JW: Seeing the traditional arts find a space online—on social media—and, more importantly, finding viable business models and consumers that are championing independents and craftsmen is so interesting to me in so many ways. Have you guys, as an independent, felt that you're benefiting from that rising tide as well?
ES: That’s a little tough because we are in some ways this startup and still operate like that. But because we have the larger company behind us we don't always feel that way. I think that a lot of the time people see us as a bit more established; we've been around since 1933, so we sometimes get overlooked in that area.
JW: Right, so there are pros and cons because you have the infrastructure and the resources above and beyond what a newbie would have, but, having only been in this specific space since 2008, you kind of lose the PR benefit of that spin. I imagine if you had to pick, though, the former is more important than the latter.
ES: Yes. We are very focused on quality and longevity and really giving people access to the very best leather that we can. Due to the way that the industry has gone in the U.S., even just in terms of access to machinery, we have not found the quality we’re after in a small workshop. We wish that that weren't true, and in fact, we're always looking for people who are able to work locally, but at our level, it seems like there's been a little friction between those two things. But we're not giving up. We're constantly keeping our eyes and ears open and trying to discover new people.
JW: What does your design team look like?
ES: We have a single designer, Thomas. Tray, our vice president, is very creative and often very involved in product feedback. And Sackett, our president, as well. They'll come to us with new ideas or they'll say, “I was traveling and I saw this,” or, “I was traveling and this didn't work for me.” I think the greatest part about what we do is just that we have all these people to road test for us, literally.
JW: A lot of times I have ideas that will keep me up at night that I want to pursue where the idea has merit, the market is viable, and the consumer is waiting.

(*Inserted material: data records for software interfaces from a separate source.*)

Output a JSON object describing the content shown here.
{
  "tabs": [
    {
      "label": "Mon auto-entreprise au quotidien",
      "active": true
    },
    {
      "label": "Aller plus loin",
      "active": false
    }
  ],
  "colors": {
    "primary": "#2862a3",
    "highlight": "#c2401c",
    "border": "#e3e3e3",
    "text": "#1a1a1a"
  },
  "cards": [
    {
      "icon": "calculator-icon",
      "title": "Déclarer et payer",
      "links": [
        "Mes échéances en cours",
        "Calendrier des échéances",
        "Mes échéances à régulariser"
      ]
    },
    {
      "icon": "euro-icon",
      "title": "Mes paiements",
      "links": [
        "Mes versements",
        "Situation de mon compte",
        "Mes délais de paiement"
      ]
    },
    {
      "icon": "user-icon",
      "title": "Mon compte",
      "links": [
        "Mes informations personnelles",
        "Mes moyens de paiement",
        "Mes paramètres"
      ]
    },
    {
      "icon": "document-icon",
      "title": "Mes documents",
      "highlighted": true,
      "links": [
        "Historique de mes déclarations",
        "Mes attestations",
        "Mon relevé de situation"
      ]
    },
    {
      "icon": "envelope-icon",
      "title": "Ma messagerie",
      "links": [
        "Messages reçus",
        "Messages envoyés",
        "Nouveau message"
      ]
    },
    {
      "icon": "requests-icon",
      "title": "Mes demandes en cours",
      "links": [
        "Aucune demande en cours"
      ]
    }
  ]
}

But it takes you just ever so slightly—or immensely—away from your core brand DNA and direction or product line. Do you guys ever find yourselves in that position?
ES: Yes! All the time. How do we challenge our customer and still be successful? I don't know the answer. I think we have a culture at Moore & Giles where you can try and fail, and it’s okay to make mistakes; even though we never want to make mistakes, it's part of it. Gosh, we have so many ideas and it's really about finding the right time, the right product, and marrying the perfect marketing and merchandising to it. There are so many things that apply.
JW: I imagine that could've been an impetus for you to get into collaborations, like the Richard Haines stuff, where it allows you to kind of defer some of that responsibility and see how well it goes over and meshes or doesn't. Is that part of it?
ES: I think so. We talk a lot about collaboration internally. It allows us to sort of flex our creative muscles. One of the things we always look to do is to see leather differently. Leather just opens up a lot of new doors and is something that we've continued to explore in new ways; it takes some of these projects to be able to open up other possibilities. Richard Haines is very well known in a certain segment, but for our core customer, I don't think that most knew who he was. It’s our responsibility to educate and make the statement and have them really want it.
JW: What do you look to see out of young designers?
ES: If we were looking for a new designer, or to bring a second person on, I would look for a mix of creativity but also really hard work. Being able to hang on in situations you’re thrown into, and to have a point of view, is important and will serve these young designers well, wherever they go. You have to have a little mix of everything.